The Moon's Orbit
The motion of the Moon relative to the stars is direct, i.e. from West to East. It moves along the 'Celestial Sphere' at 13.2° per day, or about a half a degree per hour.
The Sun's pull on the Moon is twice as large as the Earth's pull on it, although the Sun is pulling the Earth and the Moon almost equally. Seen from a distance, the Moon's orbit is always concave to the Sun, i.e. a standard planetary orbit.
The two most significant irregularities affecting the motion of the Moon are
- Retrograde motion of the line of nodes the line of nodes being the line of intersection between the Moon's orbit and elliptic. This retrograde motion is in the plane of the ecliptic and has a period of 18.6 years.
- Advance in the line of apsides the line being the line joining perigee and apogee in the plane of the orbit.This motion is direct, it is in the palne of the Moon's orbit and has a period of 8.85 years (3232.6 days).
The eccentricty of the moon's orbit can vary.

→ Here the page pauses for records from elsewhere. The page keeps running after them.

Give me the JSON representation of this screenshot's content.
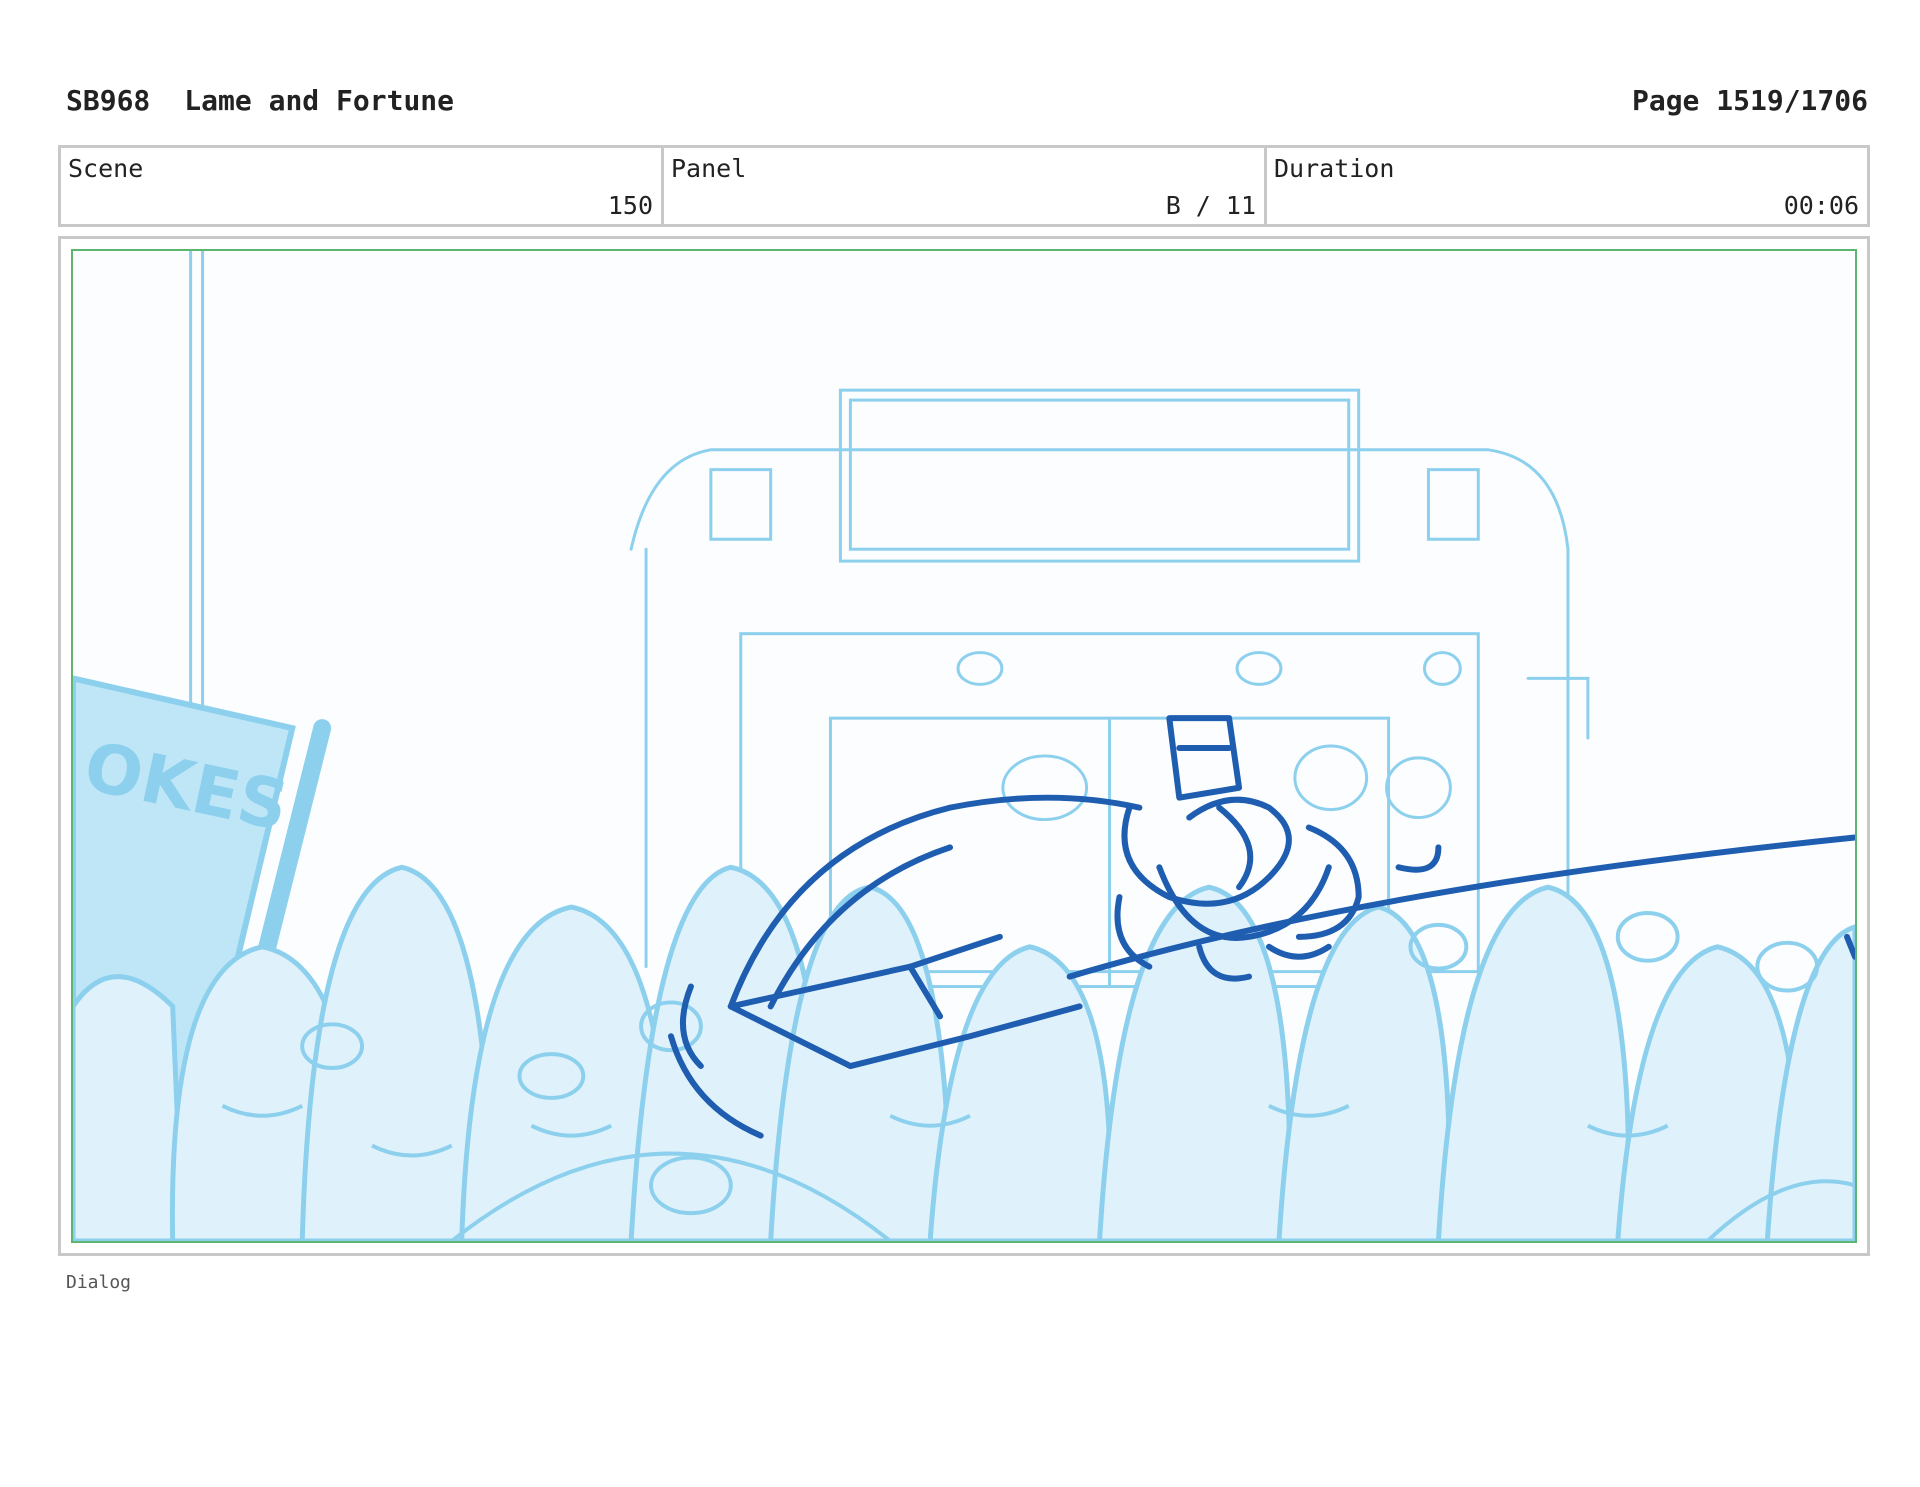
{
  "header": {
    "code": "SB968",
    "title": "Lame and Fortune",
    "page": "Page 1519/1706"
  },
  "info": {
    "scene_label": "Scene",
    "scene_value": "150",
    "panel_label": "Panel",
    "panel_value": "B / 11",
    "duration_label": "Duration",
    "duration_value": "00:06"
  },
  "panel": {
    "sign_text": "OKES",
    "sketch_colors": {
      "background_lines": "#8cd0ee",
      "foreground_lines": "#1e5db0",
      "frame": "#5db56f"
    }
  },
  "footer": {
    "dialog_label": "Dialog"
  }
}
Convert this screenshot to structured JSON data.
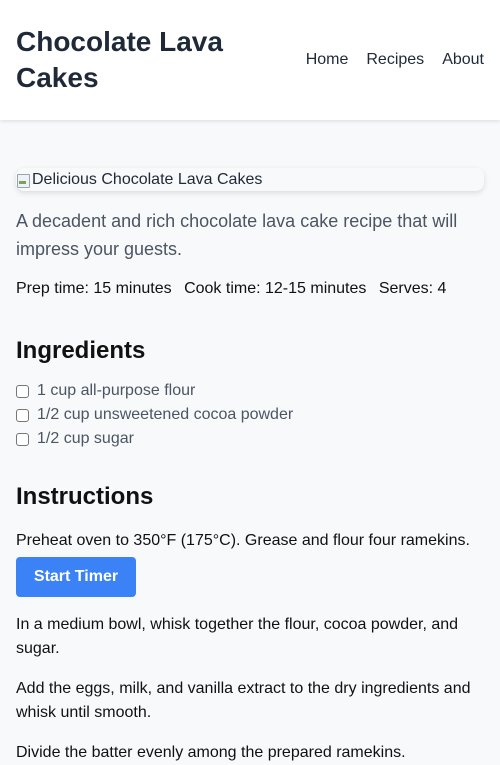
{
  "header": {
    "title": "Chocolate Lava Cakes",
    "nav": [
      "Home",
      "Recipes",
      "About"
    ]
  },
  "hero": {
    "alt": "Delicious Chocolate Lava Cakes"
  },
  "description": "A decadent and rich chocolate lava cake recipe that will impress your guests.",
  "meta": {
    "prep": "Prep time: 15 minutes",
    "cook": "Cook time: 12-15 minutes",
    "serves": "Serves: 4"
  },
  "ingredients": {
    "heading": "Ingredients",
    "items": [
      {
        "label": "1 cup all-purpose flour",
        "checked": false
      },
      {
        "label": "1/2 cup unsweetened cocoa powder",
        "checked": false
      },
      {
        "label": "1/2 cup sugar",
        "checked": false
      }
    ]
  },
  "instructions": {
    "heading": "Instructions",
    "steps": [
      "Preheat oven to 350°F (175°C). Grease and flour four ramekins.",
      "In a medium bowl, whisk together the flour, cocoa powder, and sugar.",
      "Add the eggs, milk, and vanilla extract to the dry ingredients and whisk until smooth.",
      "Divide the batter evenly among the prepared ramekins."
    ],
    "timer_button": "Start Timer"
  },
  "colors": {
    "accent": "#3b82f6",
    "header_bg": "#ffffff",
    "page_bg": "#f8f9fa"
  }
}
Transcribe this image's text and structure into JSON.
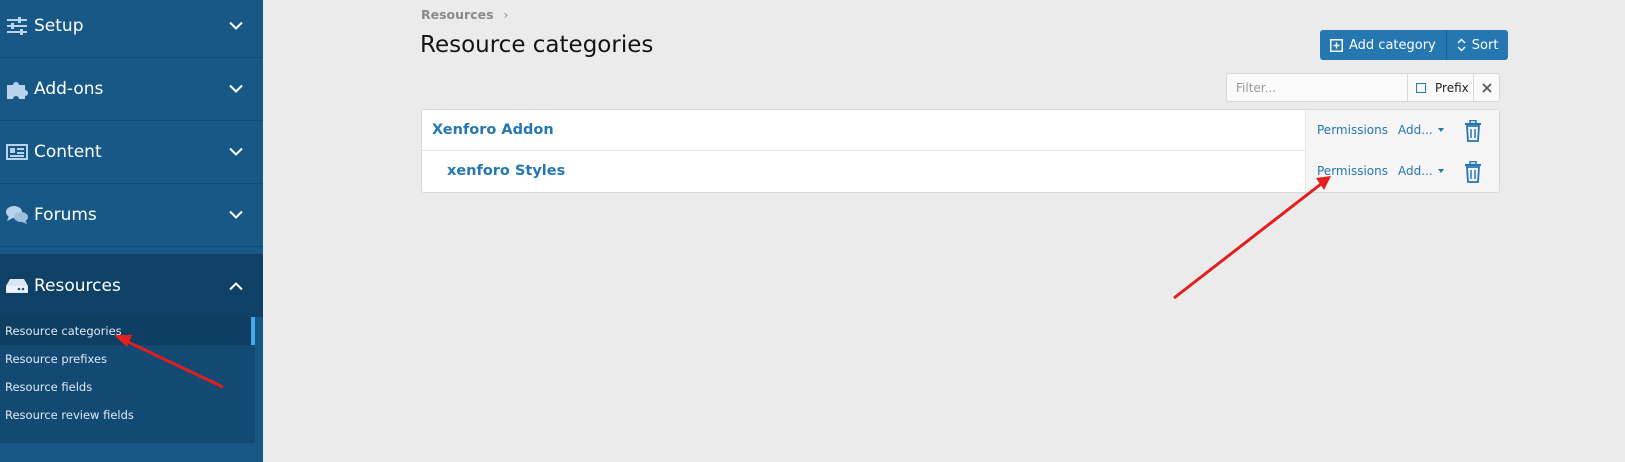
{
  "sidebar": {
    "sections": [
      {
        "label": "Setup",
        "icon": "sliders-icon",
        "expanded": false
      },
      {
        "label": "Add-ons",
        "icon": "puzzle-icon",
        "expanded": false
      },
      {
        "label": "Content",
        "icon": "content-icon",
        "expanded": false
      },
      {
        "label": "Forums",
        "icon": "comments-icon",
        "expanded": false
      },
      {
        "label": "Resources",
        "icon": "hard-drive-icon",
        "expanded": true
      }
    ],
    "subitems": [
      {
        "label": "Resource categories",
        "selected": true
      },
      {
        "label": "Resource prefixes",
        "selected": false
      },
      {
        "label": "Resource fields",
        "selected": false
      },
      {
        "label": "Resource review fields",
        "selected": false
      }
    ]
  },
  "breadcrumb": {
    "items": [
      "Resources"
    ],
    "separator": "›"
  },
  "page": {
    "title": "Resource categories"
  },
  "toolbar": {
    "add_label": "Add category",
    "sort_label": "Sort"
  },
  "filter": {
    "placeholder": "Filter...",
    "value": "",
    "prefix_label": "Prefix",
    "prefix_checked": false
  },
  "categories": [
    {
      "name": "Xenforo Addon",
      "level": 0,
      "permissions_label": "Permissions",
      "add_label": "Add..."
    },
    {
      "name": "xenforo Styles",
      "level": 1,
      "permissions_label": "Permissions",
      "add_label": "Add..."
    }
  ],
  "colors": {
    "sidebar_bg": "#185886",
    "sidebar_active_bg": "#0f4166",
    "accent": "#2577b1",
    "annotation_arrow": "#e31e1e",
    "page_bg": "#ebebeb"
  }
}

When the line of apsides points towards the Sun (which will happen when they coincide with the New or Full Moon, the eccentricity reaches a maximum.
On the other hand, when the line of apsides coincides with First or Third quater, they will be perpendicular to the direction of the Sun, the eccentricty will be a minimum.